GOAL OF THE EXERCISE
Retype the listing that follows, leaving nothing out.

RECORDS SUPPLIED
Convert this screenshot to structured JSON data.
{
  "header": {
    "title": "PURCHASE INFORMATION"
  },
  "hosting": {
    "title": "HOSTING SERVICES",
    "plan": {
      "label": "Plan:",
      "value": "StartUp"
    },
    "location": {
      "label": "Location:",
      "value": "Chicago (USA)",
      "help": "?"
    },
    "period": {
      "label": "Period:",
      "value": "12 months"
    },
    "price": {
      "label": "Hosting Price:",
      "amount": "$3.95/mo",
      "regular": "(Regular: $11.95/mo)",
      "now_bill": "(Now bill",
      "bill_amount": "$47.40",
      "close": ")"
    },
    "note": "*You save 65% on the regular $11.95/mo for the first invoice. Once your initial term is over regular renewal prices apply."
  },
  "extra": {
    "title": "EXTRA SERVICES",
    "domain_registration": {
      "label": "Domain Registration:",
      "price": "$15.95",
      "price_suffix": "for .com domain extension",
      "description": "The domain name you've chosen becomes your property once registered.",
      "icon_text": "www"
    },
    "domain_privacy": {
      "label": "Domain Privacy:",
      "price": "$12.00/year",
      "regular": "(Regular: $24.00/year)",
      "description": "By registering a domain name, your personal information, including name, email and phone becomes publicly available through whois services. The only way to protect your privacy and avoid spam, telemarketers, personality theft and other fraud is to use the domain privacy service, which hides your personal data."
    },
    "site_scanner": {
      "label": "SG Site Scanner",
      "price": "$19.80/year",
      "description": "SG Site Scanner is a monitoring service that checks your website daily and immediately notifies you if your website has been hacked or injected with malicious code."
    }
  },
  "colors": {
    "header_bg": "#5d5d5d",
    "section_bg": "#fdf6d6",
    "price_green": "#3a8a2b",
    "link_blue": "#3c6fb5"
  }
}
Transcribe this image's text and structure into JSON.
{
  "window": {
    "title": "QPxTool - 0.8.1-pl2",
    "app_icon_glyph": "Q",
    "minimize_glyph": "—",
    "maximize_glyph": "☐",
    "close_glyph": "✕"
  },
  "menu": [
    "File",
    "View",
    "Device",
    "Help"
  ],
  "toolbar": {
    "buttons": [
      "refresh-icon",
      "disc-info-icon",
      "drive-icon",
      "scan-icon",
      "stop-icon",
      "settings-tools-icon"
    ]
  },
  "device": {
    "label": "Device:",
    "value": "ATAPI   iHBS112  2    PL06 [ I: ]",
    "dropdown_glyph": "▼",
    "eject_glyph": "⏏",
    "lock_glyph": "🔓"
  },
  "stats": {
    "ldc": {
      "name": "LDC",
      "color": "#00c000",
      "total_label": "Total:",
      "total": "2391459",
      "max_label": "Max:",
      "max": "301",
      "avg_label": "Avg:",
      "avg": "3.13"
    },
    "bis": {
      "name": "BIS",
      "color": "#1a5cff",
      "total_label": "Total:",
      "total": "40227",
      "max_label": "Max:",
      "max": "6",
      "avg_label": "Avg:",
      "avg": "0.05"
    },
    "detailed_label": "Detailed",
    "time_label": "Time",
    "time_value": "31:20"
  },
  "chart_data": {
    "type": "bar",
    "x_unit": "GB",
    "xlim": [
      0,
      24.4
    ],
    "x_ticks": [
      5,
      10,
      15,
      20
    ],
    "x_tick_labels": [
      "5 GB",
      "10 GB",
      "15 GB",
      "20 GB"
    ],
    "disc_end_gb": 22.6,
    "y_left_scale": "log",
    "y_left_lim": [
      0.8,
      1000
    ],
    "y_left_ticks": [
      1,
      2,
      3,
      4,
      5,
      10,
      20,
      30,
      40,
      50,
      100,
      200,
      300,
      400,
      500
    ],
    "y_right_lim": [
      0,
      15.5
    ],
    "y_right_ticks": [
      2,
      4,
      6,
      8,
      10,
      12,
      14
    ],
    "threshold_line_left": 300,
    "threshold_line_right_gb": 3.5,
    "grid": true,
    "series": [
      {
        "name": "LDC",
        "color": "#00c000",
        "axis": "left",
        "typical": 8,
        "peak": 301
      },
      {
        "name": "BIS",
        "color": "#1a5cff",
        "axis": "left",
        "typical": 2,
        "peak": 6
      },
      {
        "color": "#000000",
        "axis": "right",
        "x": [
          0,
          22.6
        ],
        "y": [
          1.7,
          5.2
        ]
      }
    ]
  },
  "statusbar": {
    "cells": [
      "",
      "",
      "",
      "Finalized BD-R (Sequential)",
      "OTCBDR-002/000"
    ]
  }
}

ANSWER SPACE
Convert this screenshot to structured JSON data.
{
  "header": {
    "title": "PURCHASE INFORMATION"
  },
  "hosting": {
    "title": "HOSTING SERVICES",
    "plan": {
      "label": "Plan:",
      "value": "StartUp"
    },
    "location": {
      "label": "Location:",
      "value": "Chicago (USA)",
      "help": "?"
    },
    "period": {
      "label": "Period:",
      "value": "12 months"
    },
    "price": {
      "label": "Hosting Price:",
      "amount": "$3.95/mo",
      "regular": "(Regular: $11.95/mo)",
      "now_bill": "(Now bill",
      "bill_amount": "$47.40",
      "close": ")"
    },
    "note": "*You save 65% on the regular $11.95/mo for the first invoice. Once your initial term is over regular renewal prices apply."
  },
  "extra": {
    "title": "EXTRA SERVICES",
    "domain_registration": {
      "label": "Domain Registration:",
      "price": "$15.95",
      "price_suffix": "for .com domain extension",
      "description": "The domain name you've chosen becomes your property once registered.",
      "icon_text": "www"
    },
    "domain_privacy": {
      "label": "Domain Privacy:",
      "price": "$12.00/year",
      "regular": "(Regular: $24.00/year)",
      "description": "By registering a domain name, your personal information, including name, email and phone becomes publicly available through whois services. The only way to protect your privacy and avoid spam, telemarketers, personality theft and other fraud is to use the domain privacy service, which hides your personal data."
    },
    "site_scanner": {
      "label": "SG Site Scanner",
      "price": "$19.80/year",
      "description": "SG Site Scanner is a monitoring service that checks your website daily and immediately notifies you if your website has been hacked or injected with malicious code."
    }
  },
  "colors": {
    "header_bg": "#5d5d5d",
    "section_bg": "#fdf6d6",
    "price_green": "#3a8a2b",
    "link_blue": "#3c6fb5"
  }
}
Transcribe this image's text and structure into JSON.
{
  "window": {
    "title": "QPxTool - 0.8.1-pl2",
    "app_icon_glyph": "Q",
    "minimize_glyph": "—",
    "maximize_glyph": "☐",
    "close_glyph": "✕"
  },
  "menu": [
    "File",
    "View",
    "Device",
    "Help"
  ],
  "toolbar": {
    "buttons": [
      "refresh-icon",
      "disc-info-icon",
      "drive-icon",
      "scan-icon",
      "stop-icon",
      "settings-tools-icon"
    ]
  },
  "device": {
    "label": "Device:",
    "value": "ATAPI   iHBS112  2    PL06 [ I: ]",
    "dropdown_glyph": "▼",
    "eject_glyph": "⏏",
    "lock_glyph": "🔓"
  },
  "stats": {
    "ldc": {
      "name": "LDC",
      "color": "#00c000",
      "total_label": "Total:",
      "total": "2391459",
      "max_label": "Max:",
      "max": "301",
      "avg_label": "Avg:",
      "avg": "3.13"
    },
    "bis": {
      "name": "BIS",
      "color": "#1a5cff",
      "total_label": "Total:",
      "total": "40227",
      "max_label": "Max:",
      "max": "6",
      "avg_label": "Avg:",
      "avg": "0.05"
    },
    "detailed_label": "Detailed",
    "time_label": "Time",
    "time_value": "31:20"
  },
  "chart_data": {
    "type": "bar",
    "x_unit": "GB",
    "xlim": [
      0,
      24.4
    ],
    "x_ticks": [
      5,
      10,
      15,
      20
    ],
    "x_tick_labels": [
      "5 GB",
      "10 GB",
      "15 GB",
      "20 GB"
    ],
    "disc_end_gb": 22.6,
    "y_left_scale": "log",
    "y_left_lim": [
      0.8,
      1000
    ],
    "y_left_ticks": [
      1,
      2,
      3,
      4,
      5,
      10,
      20,
      30,
      40,
      50,
      100,
      200,
      300,
      400,
      500
    ],
    "y_right_lim": [
      0,
      15.5
    ],
    "y_right_ticks": [
      2,
      4,
      6,
      8,
      10,
      12,
      14
    ],
    "threshold_line_left": 300,
    "threshold_line_right_gb": 3.5,
    "grid": true,
    "series": [
      {
        "name": "LDC",
        "color": "#00c000",
        "axis": "left",
        "typical": 8,
        "peak": 301
      },
      {
        "name": "BIS",
        "color": "#1a5cff",
        "axis": "left",
        "typical": 2,
        "peak": 6
      },
      {
        "color": "#000000",
        "axis": "right",
        "x": [
          0,
          22.6
        ],
        "y": [
          1.7,
          5.2
        ]
      }
    ]
  },
  "statusbar": {
    "cells": [
      "",
      "",
      "",
      "Finalized BD-R (Sequential)",
      "OTCBDR-002/000"
    ]
  }
}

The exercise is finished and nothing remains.